Keeping data up to date is crucial for increasing trust in the accuracy of BO data and the effectiveness of disclosure regimes. Requiring the timely submission of changes to ownership data or details of natural or legal persons increases the confidence that the data is current. It also reduces the risk that the BO of a legal entity can be misrepresented during a lengthy submission window.
Requiring data to be regularly updated, and for those updates to include all changes that occurred since the last declaration, removes the potential for companies to disguise short term changes in BO. This closes a loophole that would otherwise enable actors to circumvent disclosure of all persons that have held BO of the company.
It is important to keep historical information about companies, as this can help uncover links that are not immediately evident from current information.

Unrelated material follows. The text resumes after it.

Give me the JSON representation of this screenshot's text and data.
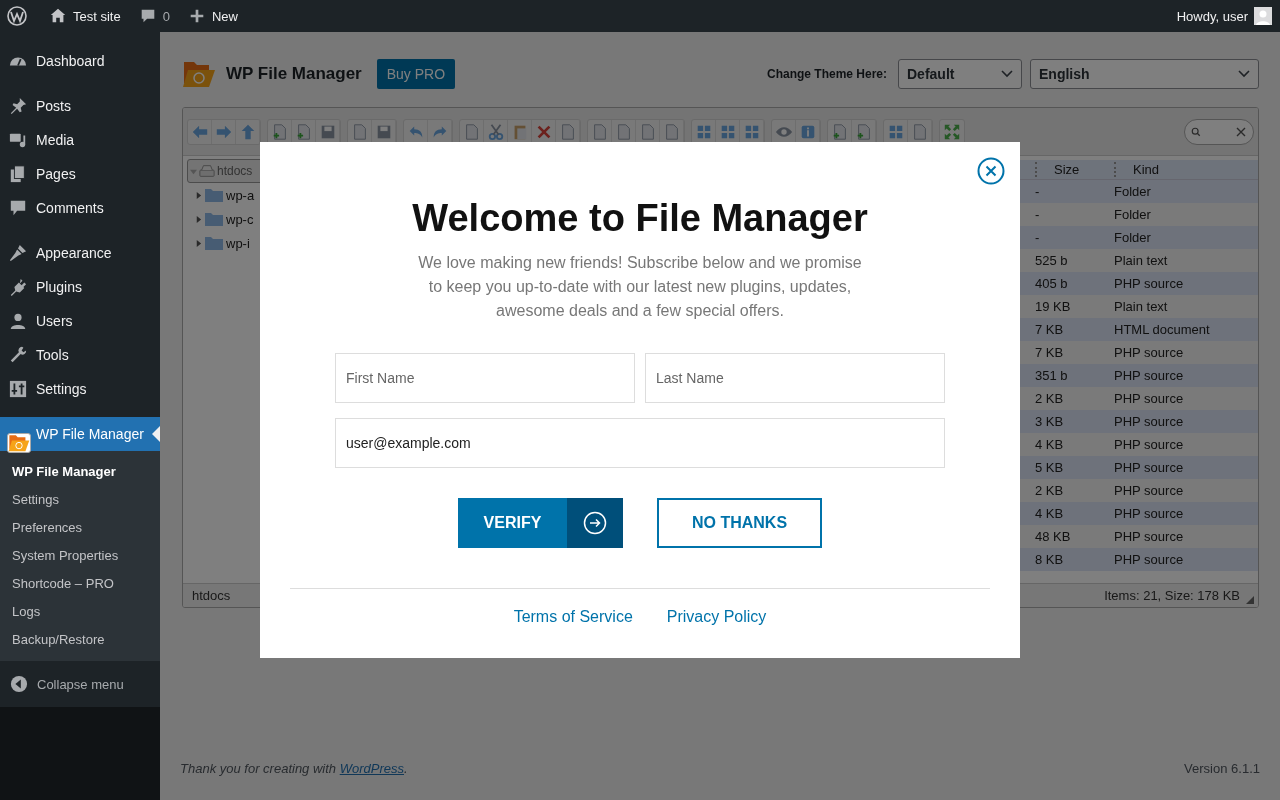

For example, keeping and publishing historical records prevents an entity from obscuring its identity by changing its name, or a beneficial owner to hide by reincorporating. Historical and auditable records are critical for law enforcement to verify ownership claims against historical records. Historical changes can be referred to during investigation even where the accuracy of data is in question, and can provide evidence of “who knew what when” to assess, for instance, whether due diligence was undertaken effectively at a particular point in time.
This OO Principle is particularly relevant in the following aspects of implementation. These correspond to steps in our Implementation Guide.